But expected goals itself can be influenced by runs of form. The 2.5xG that the striker got might be a rough spell of form for them — maybe their movement’s a little off from what it usually is and they’re not sensing opportunities like they usually do.
The existence of expected goals at least gives you an indication of whether their good form is in their conversion of chances or in the getting of chances in the first place. Beyond that, the advantage in this scenario is just like any other statistic — extra information, which you’re able to get without having to obtain it yourself by watching the player closely.
Like with practically everything though, more data means you can be slightly more sure of what’s going on. A striker scoring more than their expected goals? Probably just a run of good form, unless perhaps they’ve consistently scored more than their expected goals over the past few years. A player whose goals have dried up coming back from injury? If their xG is still good then maybe this is just a finishing slump; it might still be temporary even if their xG is bad; but to know for sure you’ll probably have to wait a little longer.
An example from the 2020/21 Premier League season is Brighton. It’s been much commented-on that they’re scoring less often than their expected goals figures might anticipate.
The dominant theory is that their forwards just aren’t much good, and that the team are struggling to finish their chances. If that was the case, we’d expect them to have been underperforming their expected goals pretty consistently throughout the season.
However, with some fluctuations here and there, Brighton were pretty in line with their xG across the first two months of the season (by Twenty3’s model). They might have missed some decent chances, but they made up for that by converting some of the less-likely ones.
It’s only since late November that their attacking underperformance has really been consistent, and even then there was a sustained spell of stability across the festive period.
This isn’t necessarily a definitive sign of bad strikers though, and nothing proves that quite like 2020/21 Brighton themselves. You may be remembering that, although Brighton weren’t underperforming their expected goals for the first two months of the season there was still a narrative around their misfortune. And they were unlucky! Just, it was on the defensive end.
Until around December, Brighton’s opponents kept scoring more goals than the expected goals would suggest. Then it stabilised for about a month. And then over January that cumulative difference that had built up between goals conceded and xG conceded started to be eaten away. It’ll keep fluctuating until the season closes, but there has been a time when there’s barely been a difference at all.
There are two points here.
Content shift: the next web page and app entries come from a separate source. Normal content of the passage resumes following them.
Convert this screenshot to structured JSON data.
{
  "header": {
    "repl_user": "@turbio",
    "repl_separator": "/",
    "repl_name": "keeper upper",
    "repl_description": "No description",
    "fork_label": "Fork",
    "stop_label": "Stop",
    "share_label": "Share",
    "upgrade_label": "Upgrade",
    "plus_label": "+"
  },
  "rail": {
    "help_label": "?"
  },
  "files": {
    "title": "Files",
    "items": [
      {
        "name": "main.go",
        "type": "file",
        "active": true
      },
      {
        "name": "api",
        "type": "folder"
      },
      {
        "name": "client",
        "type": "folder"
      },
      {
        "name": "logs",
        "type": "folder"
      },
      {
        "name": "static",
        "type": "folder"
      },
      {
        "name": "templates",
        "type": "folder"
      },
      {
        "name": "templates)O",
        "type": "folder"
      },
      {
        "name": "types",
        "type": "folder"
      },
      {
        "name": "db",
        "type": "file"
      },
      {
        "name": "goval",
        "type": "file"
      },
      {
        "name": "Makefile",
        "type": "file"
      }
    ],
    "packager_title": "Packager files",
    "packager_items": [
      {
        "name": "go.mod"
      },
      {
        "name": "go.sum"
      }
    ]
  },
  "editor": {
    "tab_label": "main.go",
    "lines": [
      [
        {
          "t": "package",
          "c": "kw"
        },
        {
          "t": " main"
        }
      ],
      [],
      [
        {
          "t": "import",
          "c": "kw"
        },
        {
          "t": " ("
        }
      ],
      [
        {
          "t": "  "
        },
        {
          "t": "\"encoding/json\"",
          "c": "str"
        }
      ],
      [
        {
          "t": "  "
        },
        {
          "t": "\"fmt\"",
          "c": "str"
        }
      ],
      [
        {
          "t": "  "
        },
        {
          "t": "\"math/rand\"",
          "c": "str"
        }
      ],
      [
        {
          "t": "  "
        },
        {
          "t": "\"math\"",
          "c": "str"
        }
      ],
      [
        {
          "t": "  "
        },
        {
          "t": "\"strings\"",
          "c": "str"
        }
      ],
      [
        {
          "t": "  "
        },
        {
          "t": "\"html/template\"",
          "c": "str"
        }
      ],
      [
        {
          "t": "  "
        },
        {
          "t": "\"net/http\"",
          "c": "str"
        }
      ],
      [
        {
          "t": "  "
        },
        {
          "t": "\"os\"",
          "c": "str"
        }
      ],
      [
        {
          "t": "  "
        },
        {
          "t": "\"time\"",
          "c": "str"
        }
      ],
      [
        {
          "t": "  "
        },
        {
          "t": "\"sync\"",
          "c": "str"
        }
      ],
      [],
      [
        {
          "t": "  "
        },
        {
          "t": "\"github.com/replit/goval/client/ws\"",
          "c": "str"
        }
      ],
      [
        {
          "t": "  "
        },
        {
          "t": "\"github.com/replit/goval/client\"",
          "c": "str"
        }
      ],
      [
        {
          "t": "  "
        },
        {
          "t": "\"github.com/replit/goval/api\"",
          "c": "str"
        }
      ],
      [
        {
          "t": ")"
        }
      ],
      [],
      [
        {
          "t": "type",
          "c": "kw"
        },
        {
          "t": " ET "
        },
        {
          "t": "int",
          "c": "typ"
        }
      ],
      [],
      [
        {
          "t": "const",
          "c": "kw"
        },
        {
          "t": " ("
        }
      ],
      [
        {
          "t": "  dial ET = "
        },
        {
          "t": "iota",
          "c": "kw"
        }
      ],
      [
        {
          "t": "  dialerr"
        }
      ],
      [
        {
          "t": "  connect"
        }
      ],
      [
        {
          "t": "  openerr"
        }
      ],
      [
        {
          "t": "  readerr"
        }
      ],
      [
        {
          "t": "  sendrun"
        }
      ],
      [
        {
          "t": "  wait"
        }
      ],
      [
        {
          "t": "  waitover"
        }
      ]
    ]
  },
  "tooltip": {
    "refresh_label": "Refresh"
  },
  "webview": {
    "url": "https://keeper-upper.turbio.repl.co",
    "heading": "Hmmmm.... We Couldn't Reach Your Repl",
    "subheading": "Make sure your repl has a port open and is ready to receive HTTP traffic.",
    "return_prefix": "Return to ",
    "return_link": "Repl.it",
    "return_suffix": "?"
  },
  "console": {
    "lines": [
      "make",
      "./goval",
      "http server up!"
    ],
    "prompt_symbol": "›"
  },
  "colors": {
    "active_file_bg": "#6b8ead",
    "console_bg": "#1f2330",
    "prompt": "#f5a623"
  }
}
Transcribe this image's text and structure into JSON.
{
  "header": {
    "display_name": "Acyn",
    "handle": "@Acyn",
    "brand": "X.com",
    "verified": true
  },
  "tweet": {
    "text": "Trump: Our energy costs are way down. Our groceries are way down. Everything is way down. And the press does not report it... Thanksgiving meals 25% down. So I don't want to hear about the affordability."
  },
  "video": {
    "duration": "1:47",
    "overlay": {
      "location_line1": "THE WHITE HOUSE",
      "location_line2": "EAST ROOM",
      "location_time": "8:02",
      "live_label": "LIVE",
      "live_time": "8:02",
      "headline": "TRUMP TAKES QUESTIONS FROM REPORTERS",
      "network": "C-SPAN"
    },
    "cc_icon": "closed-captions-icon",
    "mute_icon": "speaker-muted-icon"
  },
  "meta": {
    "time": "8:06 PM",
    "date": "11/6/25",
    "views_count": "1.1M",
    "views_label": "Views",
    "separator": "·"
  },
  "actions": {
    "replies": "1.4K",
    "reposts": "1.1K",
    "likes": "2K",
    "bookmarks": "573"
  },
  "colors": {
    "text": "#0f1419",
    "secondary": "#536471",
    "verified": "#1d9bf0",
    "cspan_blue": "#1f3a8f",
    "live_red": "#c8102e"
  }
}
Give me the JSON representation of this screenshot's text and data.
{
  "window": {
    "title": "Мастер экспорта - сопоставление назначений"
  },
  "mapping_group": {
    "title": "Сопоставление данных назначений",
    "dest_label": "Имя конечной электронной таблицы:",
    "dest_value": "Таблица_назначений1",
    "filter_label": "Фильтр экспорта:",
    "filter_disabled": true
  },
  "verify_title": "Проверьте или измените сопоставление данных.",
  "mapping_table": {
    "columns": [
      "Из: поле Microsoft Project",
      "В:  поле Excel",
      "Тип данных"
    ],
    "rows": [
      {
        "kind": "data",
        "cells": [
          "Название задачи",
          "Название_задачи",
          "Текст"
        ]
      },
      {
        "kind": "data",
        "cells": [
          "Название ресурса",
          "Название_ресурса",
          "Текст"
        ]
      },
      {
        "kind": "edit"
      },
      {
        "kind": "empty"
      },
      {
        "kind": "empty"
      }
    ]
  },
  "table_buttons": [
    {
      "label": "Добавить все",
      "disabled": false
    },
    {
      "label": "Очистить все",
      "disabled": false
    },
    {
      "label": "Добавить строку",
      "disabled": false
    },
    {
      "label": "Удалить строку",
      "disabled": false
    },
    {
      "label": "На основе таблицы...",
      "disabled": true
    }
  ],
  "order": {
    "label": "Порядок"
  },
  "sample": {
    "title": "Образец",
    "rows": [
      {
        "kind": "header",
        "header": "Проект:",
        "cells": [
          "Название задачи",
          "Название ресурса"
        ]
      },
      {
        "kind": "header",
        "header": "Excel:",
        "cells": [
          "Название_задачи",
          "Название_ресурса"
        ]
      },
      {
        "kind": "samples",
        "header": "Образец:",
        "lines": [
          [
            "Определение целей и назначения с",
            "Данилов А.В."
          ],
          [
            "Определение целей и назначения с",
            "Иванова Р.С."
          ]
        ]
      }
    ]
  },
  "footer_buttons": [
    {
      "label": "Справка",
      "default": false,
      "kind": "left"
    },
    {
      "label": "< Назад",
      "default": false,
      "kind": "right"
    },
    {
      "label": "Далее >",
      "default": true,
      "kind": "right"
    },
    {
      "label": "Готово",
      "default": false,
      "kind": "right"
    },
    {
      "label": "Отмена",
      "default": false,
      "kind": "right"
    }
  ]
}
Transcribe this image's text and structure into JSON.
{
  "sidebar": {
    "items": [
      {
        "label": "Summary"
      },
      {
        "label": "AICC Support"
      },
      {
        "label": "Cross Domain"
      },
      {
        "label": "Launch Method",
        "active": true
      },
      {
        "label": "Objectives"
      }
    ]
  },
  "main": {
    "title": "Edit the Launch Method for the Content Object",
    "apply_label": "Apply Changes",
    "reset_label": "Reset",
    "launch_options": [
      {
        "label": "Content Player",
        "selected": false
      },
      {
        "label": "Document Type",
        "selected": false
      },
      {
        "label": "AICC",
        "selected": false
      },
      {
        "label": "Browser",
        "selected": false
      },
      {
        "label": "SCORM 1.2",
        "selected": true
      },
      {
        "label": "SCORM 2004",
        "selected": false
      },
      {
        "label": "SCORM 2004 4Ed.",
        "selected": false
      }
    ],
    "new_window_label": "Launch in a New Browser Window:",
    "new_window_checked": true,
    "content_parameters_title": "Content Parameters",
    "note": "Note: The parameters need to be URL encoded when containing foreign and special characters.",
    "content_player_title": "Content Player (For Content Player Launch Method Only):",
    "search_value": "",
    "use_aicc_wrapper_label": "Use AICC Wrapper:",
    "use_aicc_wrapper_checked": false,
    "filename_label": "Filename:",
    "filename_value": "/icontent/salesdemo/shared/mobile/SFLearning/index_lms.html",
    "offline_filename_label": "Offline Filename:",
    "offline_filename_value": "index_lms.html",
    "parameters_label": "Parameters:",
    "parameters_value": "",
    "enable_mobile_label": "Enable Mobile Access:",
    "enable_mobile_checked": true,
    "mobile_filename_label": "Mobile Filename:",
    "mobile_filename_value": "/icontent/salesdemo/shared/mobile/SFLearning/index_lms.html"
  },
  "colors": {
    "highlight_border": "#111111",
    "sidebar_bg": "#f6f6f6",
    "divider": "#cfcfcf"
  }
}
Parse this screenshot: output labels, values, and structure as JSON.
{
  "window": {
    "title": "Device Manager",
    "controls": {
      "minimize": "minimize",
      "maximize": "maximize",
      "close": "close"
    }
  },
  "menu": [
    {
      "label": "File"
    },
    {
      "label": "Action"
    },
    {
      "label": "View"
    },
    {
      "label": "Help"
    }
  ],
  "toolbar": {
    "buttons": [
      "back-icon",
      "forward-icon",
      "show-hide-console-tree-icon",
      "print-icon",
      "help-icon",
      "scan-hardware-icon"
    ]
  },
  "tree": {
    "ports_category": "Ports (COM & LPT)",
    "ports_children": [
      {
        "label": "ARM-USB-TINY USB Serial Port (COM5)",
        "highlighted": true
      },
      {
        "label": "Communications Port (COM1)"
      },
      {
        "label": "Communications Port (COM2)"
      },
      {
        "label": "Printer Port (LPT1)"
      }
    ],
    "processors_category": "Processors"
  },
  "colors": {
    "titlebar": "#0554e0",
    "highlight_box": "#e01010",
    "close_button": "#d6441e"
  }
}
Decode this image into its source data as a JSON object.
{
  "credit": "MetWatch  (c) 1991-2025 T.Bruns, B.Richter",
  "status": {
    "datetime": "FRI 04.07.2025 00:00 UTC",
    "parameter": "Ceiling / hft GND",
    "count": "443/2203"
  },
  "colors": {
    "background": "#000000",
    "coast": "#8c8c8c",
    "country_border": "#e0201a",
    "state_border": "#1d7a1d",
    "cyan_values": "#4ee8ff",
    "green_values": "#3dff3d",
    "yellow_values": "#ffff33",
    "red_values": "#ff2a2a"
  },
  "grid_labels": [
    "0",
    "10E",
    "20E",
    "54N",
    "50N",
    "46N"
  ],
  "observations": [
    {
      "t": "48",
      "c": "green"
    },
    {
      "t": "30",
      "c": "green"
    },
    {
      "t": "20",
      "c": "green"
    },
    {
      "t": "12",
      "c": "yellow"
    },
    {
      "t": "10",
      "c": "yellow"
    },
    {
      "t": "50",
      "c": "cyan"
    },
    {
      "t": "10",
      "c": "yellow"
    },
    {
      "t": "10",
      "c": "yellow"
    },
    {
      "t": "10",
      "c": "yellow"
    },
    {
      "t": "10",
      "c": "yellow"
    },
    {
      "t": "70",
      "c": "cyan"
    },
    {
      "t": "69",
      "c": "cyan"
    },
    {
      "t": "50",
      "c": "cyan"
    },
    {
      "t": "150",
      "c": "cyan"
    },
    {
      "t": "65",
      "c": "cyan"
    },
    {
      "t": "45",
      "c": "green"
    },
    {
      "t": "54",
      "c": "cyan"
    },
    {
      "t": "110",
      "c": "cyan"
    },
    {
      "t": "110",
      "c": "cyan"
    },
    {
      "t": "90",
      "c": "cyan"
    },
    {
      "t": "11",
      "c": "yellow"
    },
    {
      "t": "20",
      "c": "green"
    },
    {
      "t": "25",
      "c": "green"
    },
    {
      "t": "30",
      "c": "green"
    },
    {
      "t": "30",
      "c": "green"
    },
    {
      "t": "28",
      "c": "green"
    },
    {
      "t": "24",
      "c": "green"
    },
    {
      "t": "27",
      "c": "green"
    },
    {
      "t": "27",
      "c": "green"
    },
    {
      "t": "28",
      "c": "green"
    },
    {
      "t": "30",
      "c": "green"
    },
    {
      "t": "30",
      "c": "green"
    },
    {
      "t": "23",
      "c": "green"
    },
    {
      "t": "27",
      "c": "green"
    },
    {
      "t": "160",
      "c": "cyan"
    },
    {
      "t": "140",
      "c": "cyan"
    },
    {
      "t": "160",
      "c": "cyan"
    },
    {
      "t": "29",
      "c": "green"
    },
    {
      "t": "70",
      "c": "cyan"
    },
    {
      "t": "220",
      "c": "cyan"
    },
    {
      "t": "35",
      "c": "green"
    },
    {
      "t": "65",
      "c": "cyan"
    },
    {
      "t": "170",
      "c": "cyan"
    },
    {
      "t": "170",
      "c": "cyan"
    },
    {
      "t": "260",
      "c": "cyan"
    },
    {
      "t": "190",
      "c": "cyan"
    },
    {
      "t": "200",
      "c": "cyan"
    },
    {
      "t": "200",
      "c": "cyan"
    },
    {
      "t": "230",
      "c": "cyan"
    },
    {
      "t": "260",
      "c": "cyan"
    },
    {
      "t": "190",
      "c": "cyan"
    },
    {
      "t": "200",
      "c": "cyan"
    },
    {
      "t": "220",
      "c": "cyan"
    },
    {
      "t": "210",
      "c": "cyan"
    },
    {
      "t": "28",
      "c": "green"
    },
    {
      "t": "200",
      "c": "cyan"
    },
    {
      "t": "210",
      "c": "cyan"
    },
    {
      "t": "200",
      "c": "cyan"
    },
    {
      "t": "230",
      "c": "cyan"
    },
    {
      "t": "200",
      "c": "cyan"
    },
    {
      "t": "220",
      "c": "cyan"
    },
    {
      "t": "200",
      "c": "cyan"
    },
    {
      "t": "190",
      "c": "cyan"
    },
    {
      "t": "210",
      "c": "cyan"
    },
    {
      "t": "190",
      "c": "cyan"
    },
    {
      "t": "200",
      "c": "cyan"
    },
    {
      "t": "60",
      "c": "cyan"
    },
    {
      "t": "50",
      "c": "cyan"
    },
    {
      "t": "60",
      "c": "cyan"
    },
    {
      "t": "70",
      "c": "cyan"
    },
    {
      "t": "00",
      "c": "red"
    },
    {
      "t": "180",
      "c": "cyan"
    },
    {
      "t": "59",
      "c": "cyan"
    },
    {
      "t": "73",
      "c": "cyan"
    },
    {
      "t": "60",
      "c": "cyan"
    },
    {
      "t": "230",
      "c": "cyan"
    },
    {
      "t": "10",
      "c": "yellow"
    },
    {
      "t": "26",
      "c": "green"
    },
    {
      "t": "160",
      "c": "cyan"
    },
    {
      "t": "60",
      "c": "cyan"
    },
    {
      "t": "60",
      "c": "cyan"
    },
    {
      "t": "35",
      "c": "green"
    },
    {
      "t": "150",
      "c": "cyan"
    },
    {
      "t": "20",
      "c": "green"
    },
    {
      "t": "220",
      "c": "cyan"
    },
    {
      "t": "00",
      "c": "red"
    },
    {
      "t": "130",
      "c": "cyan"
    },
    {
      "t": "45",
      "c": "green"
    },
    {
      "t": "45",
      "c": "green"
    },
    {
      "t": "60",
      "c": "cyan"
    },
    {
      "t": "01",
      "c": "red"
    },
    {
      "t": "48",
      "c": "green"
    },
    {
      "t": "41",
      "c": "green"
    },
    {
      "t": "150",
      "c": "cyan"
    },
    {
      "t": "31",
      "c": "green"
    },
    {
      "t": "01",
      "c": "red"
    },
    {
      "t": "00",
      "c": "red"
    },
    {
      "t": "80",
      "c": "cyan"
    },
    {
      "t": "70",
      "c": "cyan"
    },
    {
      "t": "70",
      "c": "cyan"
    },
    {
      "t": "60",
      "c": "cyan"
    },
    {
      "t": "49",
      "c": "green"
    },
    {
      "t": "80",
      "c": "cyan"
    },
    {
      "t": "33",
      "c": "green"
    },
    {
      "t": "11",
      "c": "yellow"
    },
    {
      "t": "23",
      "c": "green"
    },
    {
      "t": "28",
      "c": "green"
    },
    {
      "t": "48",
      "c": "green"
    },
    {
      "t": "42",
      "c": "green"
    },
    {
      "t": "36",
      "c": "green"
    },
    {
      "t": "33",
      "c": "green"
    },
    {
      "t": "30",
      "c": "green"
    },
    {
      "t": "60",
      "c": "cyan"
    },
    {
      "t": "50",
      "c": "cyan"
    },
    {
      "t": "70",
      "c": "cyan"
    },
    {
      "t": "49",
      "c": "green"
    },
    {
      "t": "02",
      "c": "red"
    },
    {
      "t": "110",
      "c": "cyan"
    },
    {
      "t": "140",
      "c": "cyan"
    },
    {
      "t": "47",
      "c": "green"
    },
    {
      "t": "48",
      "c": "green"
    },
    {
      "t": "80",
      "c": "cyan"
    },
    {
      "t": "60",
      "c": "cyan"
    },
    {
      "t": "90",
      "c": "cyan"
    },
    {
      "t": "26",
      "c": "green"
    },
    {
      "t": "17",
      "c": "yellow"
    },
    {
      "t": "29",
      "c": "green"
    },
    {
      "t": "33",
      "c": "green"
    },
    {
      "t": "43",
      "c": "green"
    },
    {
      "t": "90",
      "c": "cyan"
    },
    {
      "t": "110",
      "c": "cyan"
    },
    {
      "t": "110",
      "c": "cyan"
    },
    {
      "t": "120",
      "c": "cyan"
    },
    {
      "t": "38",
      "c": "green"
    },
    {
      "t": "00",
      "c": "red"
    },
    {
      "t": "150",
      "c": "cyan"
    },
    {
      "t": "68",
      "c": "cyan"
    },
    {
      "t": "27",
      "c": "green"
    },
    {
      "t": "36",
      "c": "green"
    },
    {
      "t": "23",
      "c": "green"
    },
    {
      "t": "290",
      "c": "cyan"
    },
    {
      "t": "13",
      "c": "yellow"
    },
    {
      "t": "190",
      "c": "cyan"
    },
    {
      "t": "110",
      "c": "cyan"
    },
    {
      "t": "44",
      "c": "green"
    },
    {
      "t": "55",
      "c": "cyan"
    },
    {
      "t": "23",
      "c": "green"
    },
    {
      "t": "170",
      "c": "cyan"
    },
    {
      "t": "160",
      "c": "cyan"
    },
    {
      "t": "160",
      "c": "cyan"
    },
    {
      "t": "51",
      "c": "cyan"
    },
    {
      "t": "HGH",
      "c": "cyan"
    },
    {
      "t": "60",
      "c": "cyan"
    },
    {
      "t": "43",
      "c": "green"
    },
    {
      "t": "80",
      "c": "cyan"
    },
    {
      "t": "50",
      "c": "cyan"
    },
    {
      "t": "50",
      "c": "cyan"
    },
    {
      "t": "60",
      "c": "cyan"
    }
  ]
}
The first is that runs of form can last for several months, and just because things haven’t gone back to normal after a couple of games doesn’t mean they won’t. The second is that sometimes there are multiple factors at play — sometimes building on top of each other, sometimes cancelling each other out — that make analysis complex.
If you only had goals to work with, the additional information that xG provides would be really useful. But now that we all have access to both, it’s the analytical skills that separate good use from bad.